*** INPUT FOR THIS TASK ***

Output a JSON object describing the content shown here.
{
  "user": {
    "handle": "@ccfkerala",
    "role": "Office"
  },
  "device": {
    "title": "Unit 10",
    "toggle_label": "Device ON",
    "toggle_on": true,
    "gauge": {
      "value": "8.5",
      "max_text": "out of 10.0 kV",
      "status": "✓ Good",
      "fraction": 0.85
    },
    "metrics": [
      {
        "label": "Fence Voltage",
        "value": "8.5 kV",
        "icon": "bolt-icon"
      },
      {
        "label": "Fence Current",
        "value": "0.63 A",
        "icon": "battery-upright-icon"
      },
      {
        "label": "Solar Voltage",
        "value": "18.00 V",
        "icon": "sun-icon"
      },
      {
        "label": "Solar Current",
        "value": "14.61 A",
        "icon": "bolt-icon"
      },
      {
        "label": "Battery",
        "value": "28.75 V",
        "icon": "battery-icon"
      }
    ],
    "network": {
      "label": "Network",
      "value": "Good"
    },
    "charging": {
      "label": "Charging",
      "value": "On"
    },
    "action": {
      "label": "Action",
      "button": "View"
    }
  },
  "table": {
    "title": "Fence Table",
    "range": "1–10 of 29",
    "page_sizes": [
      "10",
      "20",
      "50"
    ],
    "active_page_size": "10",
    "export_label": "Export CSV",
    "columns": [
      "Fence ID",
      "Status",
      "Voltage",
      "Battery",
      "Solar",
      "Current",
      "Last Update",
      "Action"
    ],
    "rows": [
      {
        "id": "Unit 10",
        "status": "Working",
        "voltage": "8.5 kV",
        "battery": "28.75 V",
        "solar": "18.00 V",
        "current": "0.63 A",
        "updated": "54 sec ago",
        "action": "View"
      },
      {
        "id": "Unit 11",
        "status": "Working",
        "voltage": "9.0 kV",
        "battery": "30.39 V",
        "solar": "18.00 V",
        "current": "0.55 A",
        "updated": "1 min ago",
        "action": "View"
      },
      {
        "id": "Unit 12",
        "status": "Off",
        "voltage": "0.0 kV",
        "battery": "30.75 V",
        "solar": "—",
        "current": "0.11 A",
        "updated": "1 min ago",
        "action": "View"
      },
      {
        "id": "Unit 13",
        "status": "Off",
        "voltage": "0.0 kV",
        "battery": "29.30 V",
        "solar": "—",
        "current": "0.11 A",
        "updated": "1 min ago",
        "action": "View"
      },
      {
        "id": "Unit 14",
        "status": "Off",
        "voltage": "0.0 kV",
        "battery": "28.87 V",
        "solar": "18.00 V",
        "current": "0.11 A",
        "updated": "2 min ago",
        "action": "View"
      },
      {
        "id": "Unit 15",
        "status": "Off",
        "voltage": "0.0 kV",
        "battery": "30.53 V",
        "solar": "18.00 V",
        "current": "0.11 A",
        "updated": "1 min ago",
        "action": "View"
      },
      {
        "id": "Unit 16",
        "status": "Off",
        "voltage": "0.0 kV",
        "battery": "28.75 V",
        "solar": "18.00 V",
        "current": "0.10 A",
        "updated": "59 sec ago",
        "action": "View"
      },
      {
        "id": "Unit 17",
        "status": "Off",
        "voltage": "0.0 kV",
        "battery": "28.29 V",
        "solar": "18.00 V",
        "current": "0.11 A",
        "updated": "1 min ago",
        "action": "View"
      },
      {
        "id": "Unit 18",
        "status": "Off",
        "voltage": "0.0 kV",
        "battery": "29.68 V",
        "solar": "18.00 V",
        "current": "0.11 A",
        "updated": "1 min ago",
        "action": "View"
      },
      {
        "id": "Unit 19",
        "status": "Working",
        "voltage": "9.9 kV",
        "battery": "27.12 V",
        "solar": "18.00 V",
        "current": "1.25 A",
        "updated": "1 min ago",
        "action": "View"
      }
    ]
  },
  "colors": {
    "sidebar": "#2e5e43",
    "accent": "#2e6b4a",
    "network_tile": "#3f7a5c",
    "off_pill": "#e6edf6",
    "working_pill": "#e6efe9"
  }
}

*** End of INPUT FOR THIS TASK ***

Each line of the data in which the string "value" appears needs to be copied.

» RESULT OF THE EXERCISE
      "value": "8.5",
        "value": "8.5 kV",
        "value": "0.63 A",
        "value": "18.00 V",
        "value": "14.61 A",
        "value": "28.75 V",
      "value": "Good"
      "value": "On"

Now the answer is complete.